> [Exercise description] Search the records for the string "Open". Copy each line where it occurs.

+---+

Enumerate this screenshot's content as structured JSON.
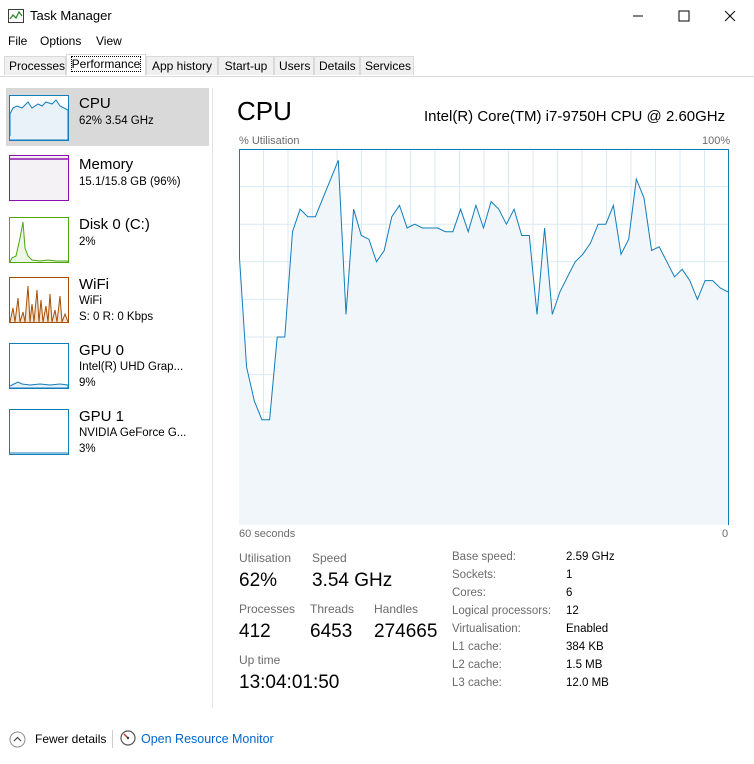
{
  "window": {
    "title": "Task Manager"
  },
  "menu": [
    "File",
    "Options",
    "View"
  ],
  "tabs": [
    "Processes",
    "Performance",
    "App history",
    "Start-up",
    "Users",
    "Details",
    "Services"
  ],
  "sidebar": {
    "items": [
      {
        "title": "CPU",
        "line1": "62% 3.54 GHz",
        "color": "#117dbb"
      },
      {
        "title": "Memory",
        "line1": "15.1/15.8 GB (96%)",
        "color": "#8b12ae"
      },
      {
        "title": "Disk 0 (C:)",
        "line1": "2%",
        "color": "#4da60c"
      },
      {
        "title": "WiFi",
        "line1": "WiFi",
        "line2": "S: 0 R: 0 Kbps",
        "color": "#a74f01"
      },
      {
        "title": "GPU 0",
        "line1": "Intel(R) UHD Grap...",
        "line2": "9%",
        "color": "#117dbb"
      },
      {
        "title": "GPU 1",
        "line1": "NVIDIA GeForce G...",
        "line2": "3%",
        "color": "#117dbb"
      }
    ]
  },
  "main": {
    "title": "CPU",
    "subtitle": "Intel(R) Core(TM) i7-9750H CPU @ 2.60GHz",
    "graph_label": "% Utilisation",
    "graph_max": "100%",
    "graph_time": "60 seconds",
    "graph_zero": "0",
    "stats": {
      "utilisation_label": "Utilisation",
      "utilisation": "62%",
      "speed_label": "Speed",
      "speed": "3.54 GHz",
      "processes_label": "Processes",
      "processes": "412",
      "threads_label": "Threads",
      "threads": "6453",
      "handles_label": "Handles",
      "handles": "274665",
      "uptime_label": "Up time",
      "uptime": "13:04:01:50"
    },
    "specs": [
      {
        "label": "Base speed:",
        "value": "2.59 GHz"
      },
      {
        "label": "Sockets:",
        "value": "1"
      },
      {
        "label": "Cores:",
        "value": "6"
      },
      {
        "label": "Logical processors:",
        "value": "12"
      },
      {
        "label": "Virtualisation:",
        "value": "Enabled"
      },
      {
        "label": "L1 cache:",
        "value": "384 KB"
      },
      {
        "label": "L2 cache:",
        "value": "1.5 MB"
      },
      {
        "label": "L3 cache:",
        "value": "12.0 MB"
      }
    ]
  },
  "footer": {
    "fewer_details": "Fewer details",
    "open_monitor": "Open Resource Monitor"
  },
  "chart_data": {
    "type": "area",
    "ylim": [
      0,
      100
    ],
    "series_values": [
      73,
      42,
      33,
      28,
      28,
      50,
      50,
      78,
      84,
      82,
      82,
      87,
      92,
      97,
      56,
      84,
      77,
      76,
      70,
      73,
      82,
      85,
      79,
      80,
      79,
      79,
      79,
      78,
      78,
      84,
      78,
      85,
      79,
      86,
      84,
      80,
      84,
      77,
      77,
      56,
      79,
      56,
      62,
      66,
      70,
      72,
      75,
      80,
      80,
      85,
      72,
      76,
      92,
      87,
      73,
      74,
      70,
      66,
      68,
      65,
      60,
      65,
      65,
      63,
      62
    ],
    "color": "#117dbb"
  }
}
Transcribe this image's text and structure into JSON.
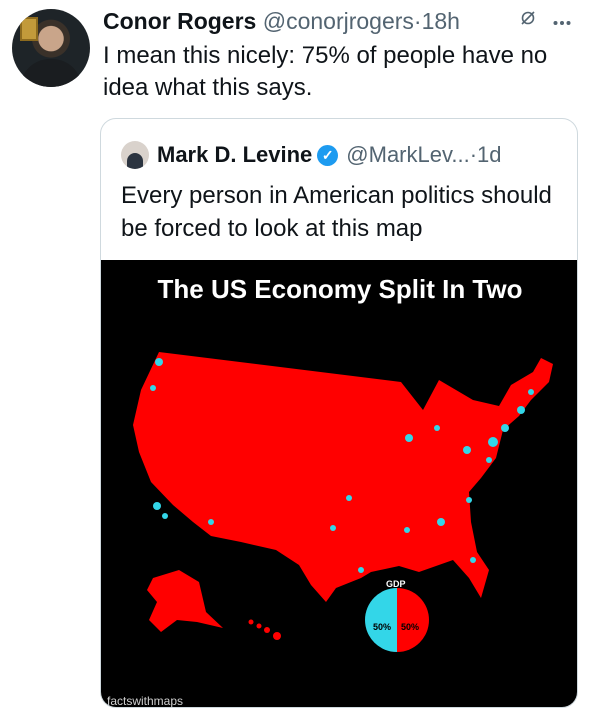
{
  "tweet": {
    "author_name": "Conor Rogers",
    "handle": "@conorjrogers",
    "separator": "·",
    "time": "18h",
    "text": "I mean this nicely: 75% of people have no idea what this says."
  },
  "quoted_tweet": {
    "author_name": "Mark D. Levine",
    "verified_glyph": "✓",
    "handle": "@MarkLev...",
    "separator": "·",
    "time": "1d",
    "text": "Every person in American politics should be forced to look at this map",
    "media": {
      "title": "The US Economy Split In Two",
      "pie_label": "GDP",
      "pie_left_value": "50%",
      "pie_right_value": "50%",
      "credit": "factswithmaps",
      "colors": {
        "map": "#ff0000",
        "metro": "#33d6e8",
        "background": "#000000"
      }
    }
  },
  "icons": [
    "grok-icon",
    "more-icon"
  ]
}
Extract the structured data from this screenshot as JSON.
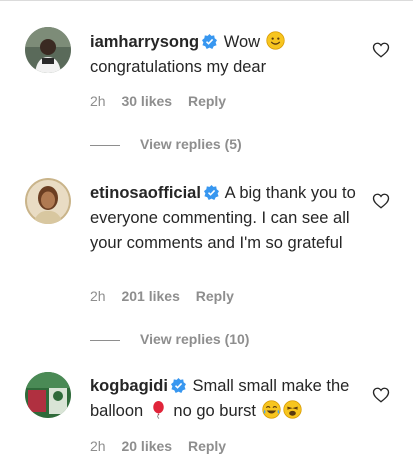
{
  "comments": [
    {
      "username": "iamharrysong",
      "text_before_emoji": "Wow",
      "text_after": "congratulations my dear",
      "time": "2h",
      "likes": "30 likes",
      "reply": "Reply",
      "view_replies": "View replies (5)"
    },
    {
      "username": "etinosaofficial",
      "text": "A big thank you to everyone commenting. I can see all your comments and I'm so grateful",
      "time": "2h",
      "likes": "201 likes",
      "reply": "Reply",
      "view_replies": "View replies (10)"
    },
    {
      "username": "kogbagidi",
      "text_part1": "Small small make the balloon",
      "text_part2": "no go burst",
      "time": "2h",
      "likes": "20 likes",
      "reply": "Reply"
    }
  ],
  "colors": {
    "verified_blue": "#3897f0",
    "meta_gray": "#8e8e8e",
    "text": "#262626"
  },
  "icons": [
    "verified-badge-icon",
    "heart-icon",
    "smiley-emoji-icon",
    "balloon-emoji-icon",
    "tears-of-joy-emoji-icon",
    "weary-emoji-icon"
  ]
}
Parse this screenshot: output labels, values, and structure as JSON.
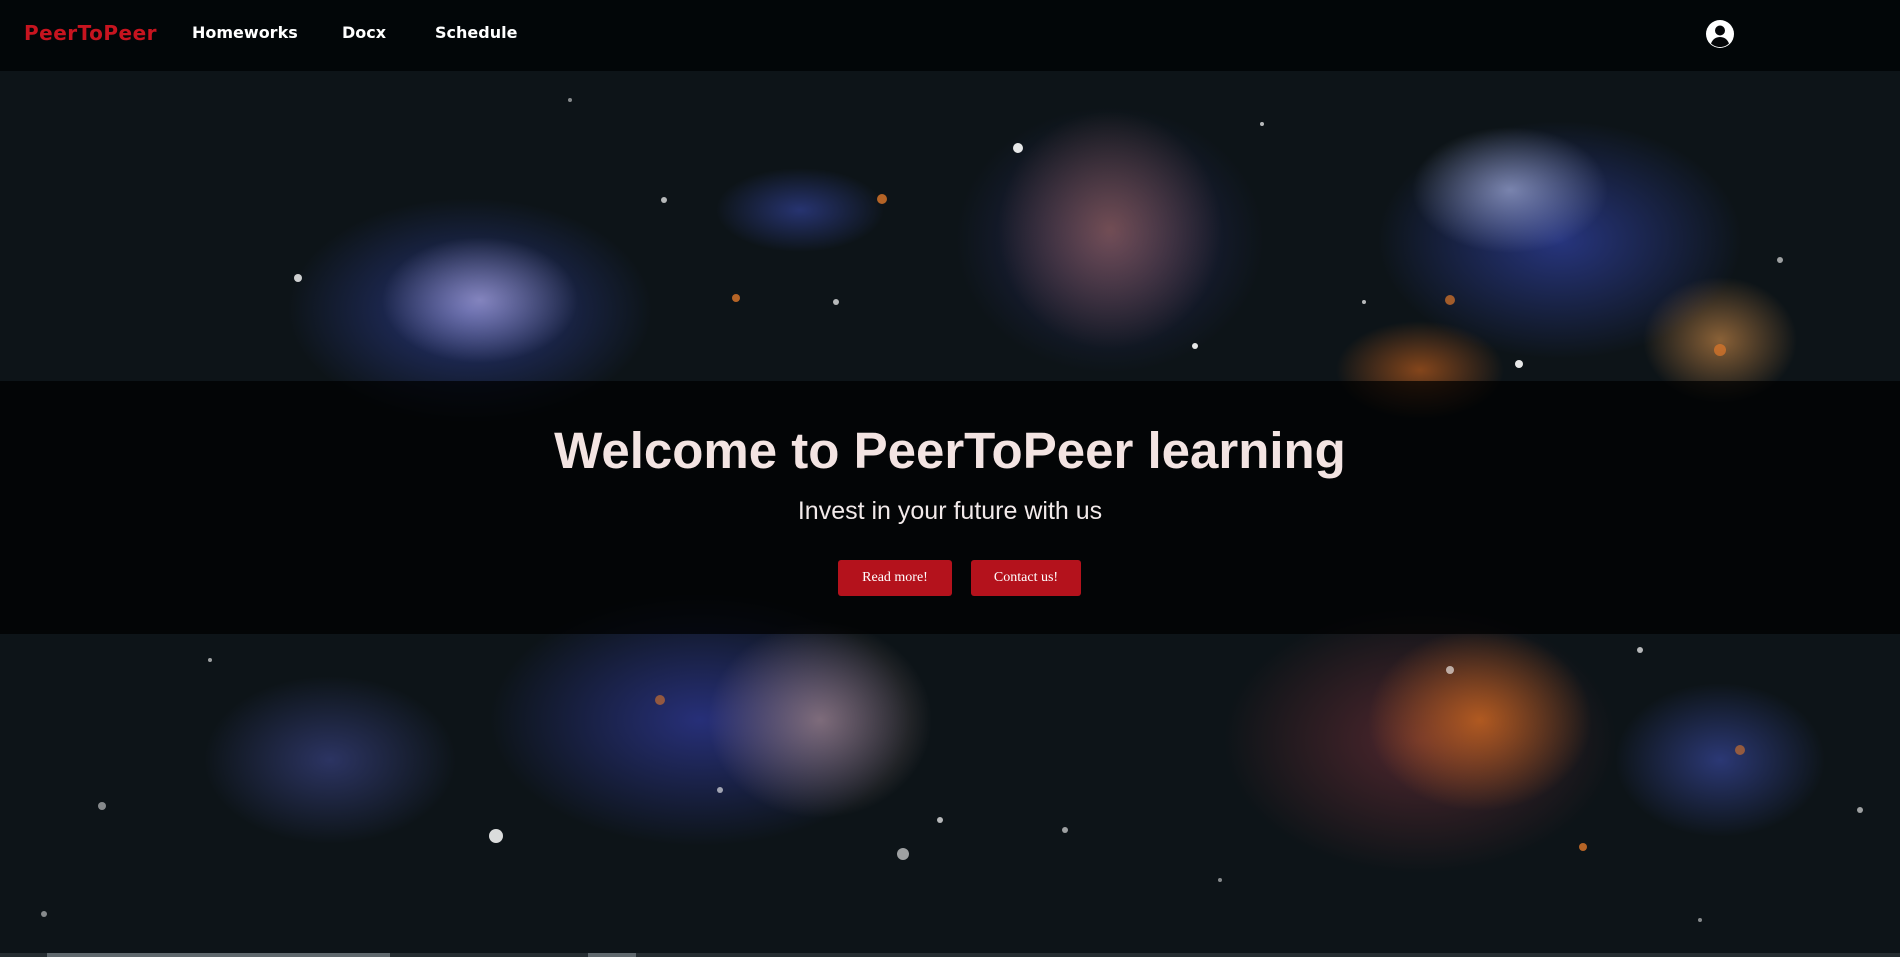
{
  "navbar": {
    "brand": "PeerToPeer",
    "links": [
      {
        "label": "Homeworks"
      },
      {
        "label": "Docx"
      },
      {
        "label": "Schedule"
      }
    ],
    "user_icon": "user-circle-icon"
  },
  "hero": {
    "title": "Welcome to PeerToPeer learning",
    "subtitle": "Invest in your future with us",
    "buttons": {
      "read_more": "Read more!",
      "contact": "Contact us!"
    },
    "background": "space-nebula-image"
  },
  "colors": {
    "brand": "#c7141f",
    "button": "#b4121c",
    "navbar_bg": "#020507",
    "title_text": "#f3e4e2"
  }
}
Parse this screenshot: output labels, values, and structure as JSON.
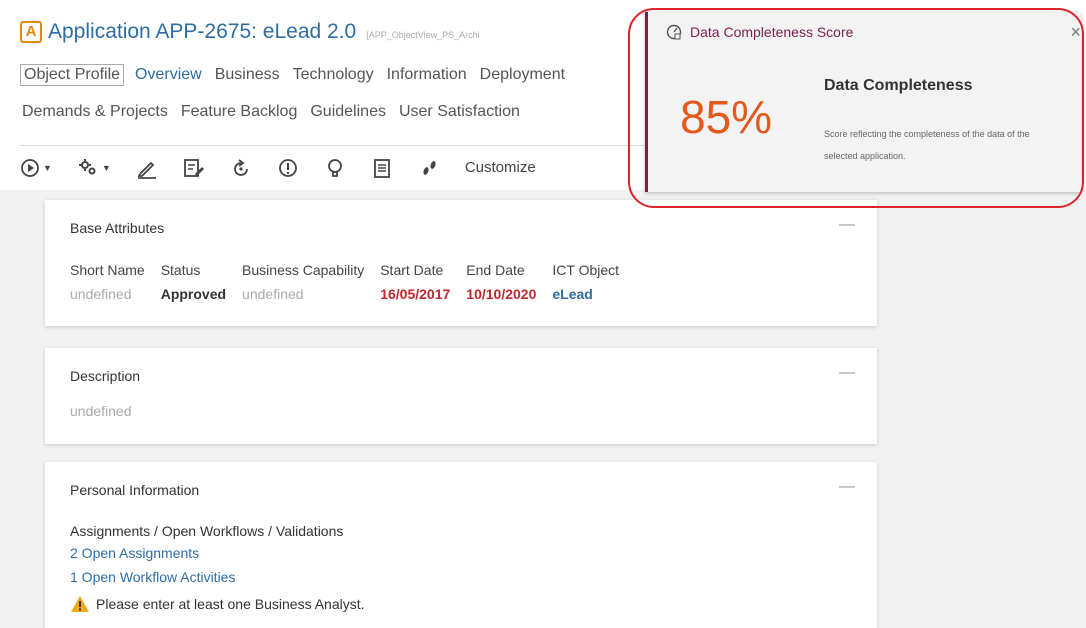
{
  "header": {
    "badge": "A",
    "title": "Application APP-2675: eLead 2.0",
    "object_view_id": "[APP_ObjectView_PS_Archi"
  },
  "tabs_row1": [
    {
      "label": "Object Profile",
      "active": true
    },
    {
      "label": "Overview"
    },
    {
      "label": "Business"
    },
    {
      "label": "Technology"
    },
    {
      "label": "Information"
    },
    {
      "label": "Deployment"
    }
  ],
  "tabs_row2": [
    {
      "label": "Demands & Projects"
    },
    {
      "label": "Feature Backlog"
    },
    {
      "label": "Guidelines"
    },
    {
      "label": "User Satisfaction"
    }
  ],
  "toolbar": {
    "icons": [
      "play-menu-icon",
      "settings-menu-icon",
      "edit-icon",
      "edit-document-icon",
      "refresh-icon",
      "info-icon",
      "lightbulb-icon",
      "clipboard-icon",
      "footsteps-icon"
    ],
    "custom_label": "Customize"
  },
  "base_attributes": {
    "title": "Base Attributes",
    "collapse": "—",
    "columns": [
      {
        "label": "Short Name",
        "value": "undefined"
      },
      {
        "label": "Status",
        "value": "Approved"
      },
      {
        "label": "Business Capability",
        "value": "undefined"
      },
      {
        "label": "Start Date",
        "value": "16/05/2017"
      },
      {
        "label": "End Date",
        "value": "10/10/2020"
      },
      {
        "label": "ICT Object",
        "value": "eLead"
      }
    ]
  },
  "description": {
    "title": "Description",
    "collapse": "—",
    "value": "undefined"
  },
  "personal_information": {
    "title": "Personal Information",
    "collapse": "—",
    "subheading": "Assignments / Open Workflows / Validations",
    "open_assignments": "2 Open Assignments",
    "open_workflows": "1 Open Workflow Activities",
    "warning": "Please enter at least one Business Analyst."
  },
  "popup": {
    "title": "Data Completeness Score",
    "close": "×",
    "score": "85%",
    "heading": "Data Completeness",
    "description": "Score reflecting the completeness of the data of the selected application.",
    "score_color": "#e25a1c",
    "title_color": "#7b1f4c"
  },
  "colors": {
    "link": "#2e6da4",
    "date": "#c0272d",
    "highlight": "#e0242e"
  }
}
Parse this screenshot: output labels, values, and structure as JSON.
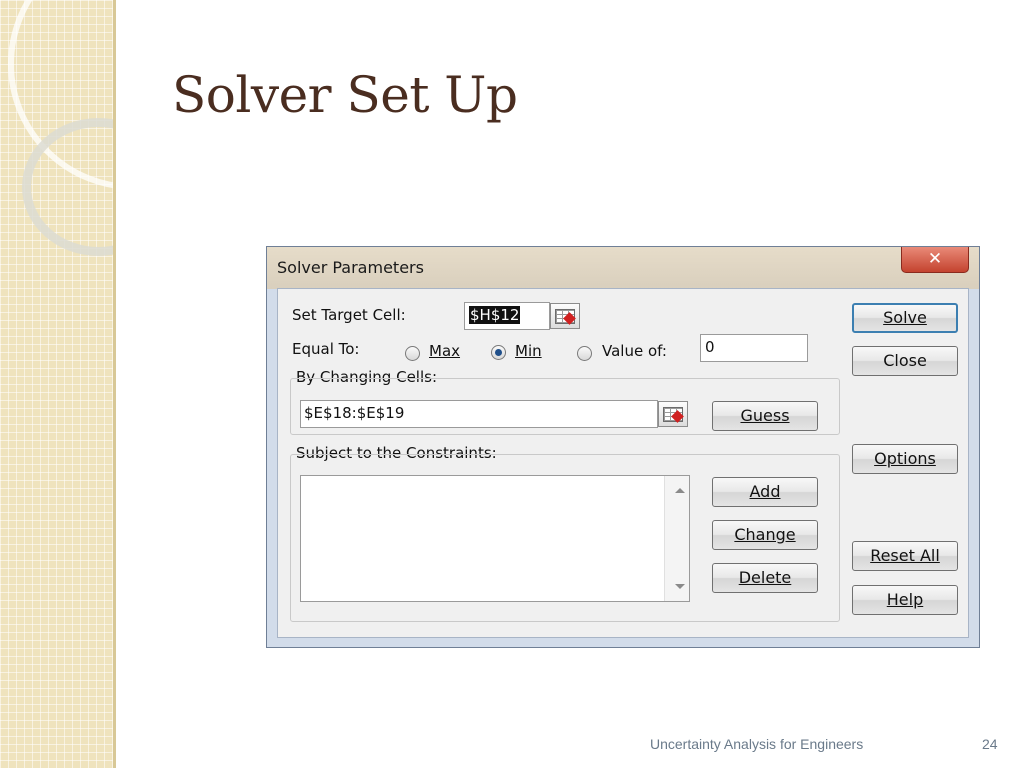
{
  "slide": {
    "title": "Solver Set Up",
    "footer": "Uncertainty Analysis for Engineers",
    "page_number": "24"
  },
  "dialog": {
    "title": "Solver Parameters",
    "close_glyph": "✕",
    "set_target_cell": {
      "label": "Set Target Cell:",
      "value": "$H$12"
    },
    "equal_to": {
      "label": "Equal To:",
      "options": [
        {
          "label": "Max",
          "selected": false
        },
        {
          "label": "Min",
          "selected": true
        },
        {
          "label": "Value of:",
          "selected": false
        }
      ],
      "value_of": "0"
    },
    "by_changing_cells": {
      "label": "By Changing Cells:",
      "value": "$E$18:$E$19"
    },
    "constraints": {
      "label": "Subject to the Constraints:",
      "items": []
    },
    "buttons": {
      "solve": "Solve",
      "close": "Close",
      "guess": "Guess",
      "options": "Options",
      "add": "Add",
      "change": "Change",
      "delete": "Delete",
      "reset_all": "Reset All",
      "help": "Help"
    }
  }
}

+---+

> [Answer box]
    "open_monitor": "Open Resource Monitor"
    "subheading": "Assignments / Open Workflows / Validations",
    "open_assignments": "2 Open Assignments",
    "open_workflows": "1 Open Workflow Activities",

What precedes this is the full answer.